Date of Award

Fall 12-17-2014

Degree Type


Degree Name

Doctor of Philosophy (PhD)



First Advisor

Dr. Kuk-Jeong Chin

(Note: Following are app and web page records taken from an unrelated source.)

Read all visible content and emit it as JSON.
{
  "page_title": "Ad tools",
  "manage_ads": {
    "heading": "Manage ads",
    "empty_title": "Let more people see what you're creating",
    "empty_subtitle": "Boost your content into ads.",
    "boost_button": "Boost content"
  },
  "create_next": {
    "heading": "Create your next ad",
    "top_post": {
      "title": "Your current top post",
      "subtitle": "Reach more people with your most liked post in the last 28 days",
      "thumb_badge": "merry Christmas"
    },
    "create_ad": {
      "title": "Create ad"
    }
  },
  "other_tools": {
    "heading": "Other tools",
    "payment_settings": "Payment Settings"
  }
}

Sulfate- and Fe(III)-reducing, and methanogenic prokaryotes (SRP, FRP, MGP) are key players in metabolic pathways involved in anaerobic biodegradation processes. Understanding the metabolic activity of these microbes in environments can enhance microbe-mediated processes such as oil spill bioremediation and methane biogas production. In this study, anaerobic microbial activities in Deepwater Horizon oil spill-impacted salt marsh sediments, and in methanogenic coal bed production water enrichment cultures amended with trace elements (TE), were elucidated by employing an approach combining methods in molecular biology and geochemistry. In situ metabolic activity of SRP, FRP and MGP were monitored seasonally and metabolically-active communities were identified in oil-impacted sediments using quantitative real time Reverse Transcription -PCR and clone library analysis of key functional genes: Dissimilatory (bi)sulfite reductase (dsrAB), Geobactereceae-specific citrate synthase (gltA), methyl coenzyme M reductase (mcrA), and benzyl succinate synthase (bssA). In situ application of montmorillonite clay was assessed for its potential at accelerating PHC degradation by stimulating microbial activities. Levels of dsrA, gltA and bssA transcripts suggested that PHC-oxidizing SRP are more active in summer while FRP are more active in winter, indicating their activities linked to the seasonal changes of redox potential and vegetation. BssA gene expression peaked in winter, and was highest at more highly oil-impacted sites. Expression of all genes was higher in clay-amended sites. bssA transcript level and Fe(II) production were highest in clay-amended microcosm. Total petroleum hydrocarbon (TPH) levels were lower in oil and clay-amended microcosm incubation than one with oil only amendment, suggesting enhanced TPH degradation by clay amendment. Pyrosequencing analysis 16S rRNA gene in clay-amended microcosms demonstrated the highest percentage abundance of groups closely related to known anaerobic aromatic degraders. Levels of mcrA transcripts correlated with methane production rates in TE-amended coal bed production water enrichments. The findings of the present study clearly support the advantage of gene expression analyses for estimating microbial activity. To the best of our knowledge, this is the first in situ study which employs key functional gene markers as molecular proxies for metabolic activity and diversity assessments in anaerobic oil-contaminated salt marsh sediment and also elucidates clay-enhanced in situ TPH degradation.